A true subset of a set is one that has the same elements as the set itself, even if one of them is empty. For example, if there are 2 elements in a set, then it is a true subset of B. Similarly, if there are 2 elements in x, then it is a true subset A.

If x S is greater than 0, then S is a true subset of A. Otherwise, S is not a true subset of A. This paradox is called the Law of Excluded Middle. This paradox is avoided by using a formalistic description.

Sets are interrelated and can be visualized by thinking about them as a house party. At the party, two sets can exist, and some of the guests will be in both. The intersection of these two sets is denoted A B. The complement of a set is denoted A’ and sometimes AB.

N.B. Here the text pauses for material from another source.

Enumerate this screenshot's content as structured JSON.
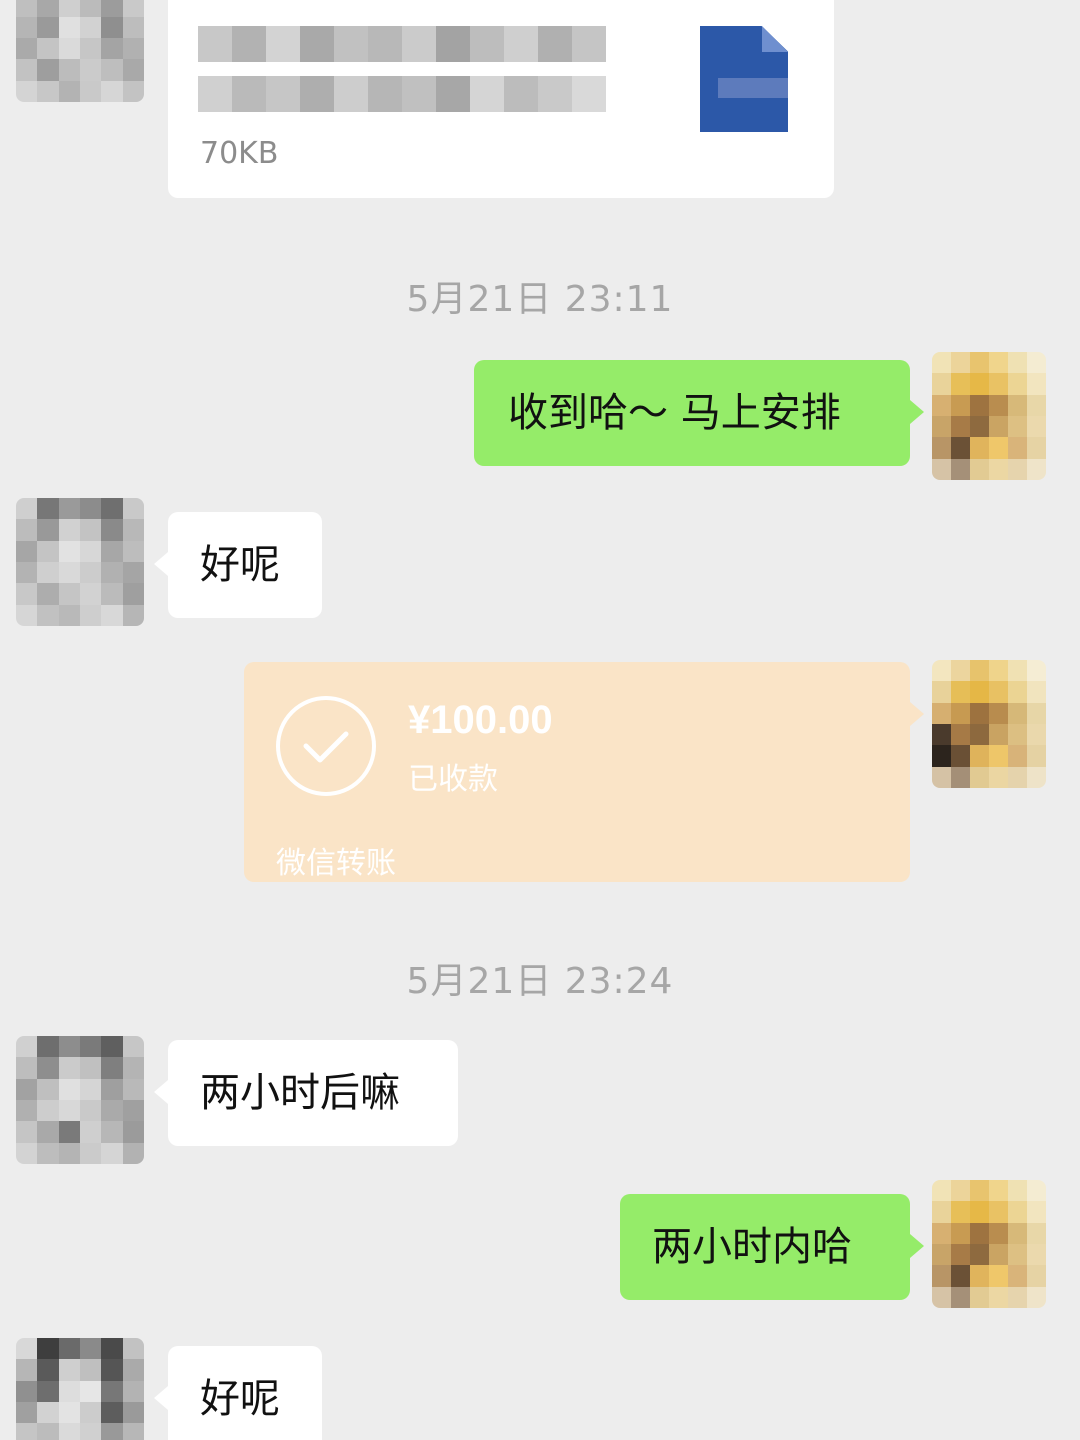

The set of natural numbers, whole numbers, and integers is a proper subset of the set of rational numbers. However, the set of rational numbers contains irrational numbers, which are not written as one over the other. For example, 17 is not a perfect square and 5 is not a perfect cube.

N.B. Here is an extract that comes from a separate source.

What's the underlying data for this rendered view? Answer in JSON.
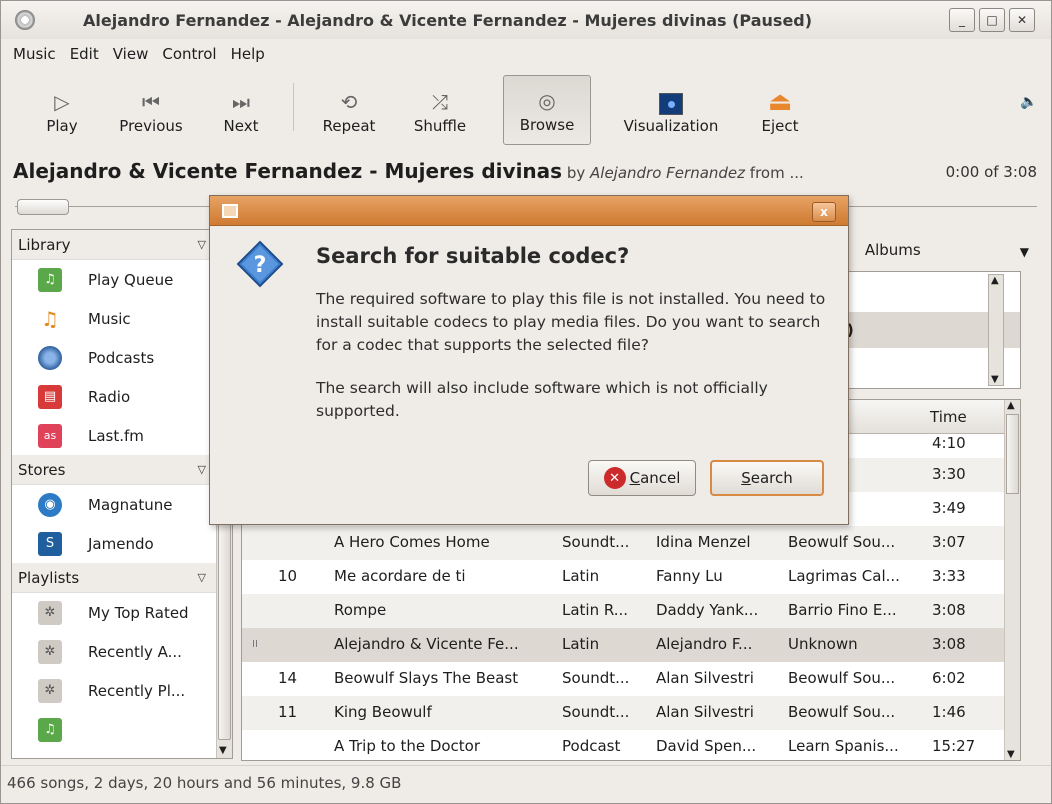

To understand these proofs, students must know set and element concepts. They must be able to decide whether or not certain items belong to a given set, and determine its cardinality. They should be able to describe relations among sets, including subset and equality. In addition, they must be able to draw Venn diagrams and solve problems related to sets.

## If x S is > 0: B(x, ) S is a closed set

Which of the following statements is true if x S is greater than 0? If x S is greater than 0, then y S is also greater than x. In the last example, y S is greater than x.

This conditional logic question has two correct answers. The first is a true statement, while the second is a false one. The first one must be true. The second one must be false, because it is false. This type of question requires multiple-step thinking. You must check each of the possible explanations of the first statement before you can answer it.

Conditional statements are like promises. In some cases, the promise is broken if A happens, but B doesn’t, but in other cases, the promise is kept. For example, if A is true, but B is false, then the promise is kept.

Which of the following statements is true if x S is > 0 but isn’t? Basically, this means that some value of x is greater than the other. If x S is greater than 0 and is smaller than 0 and is greater than x S, then x S is positive.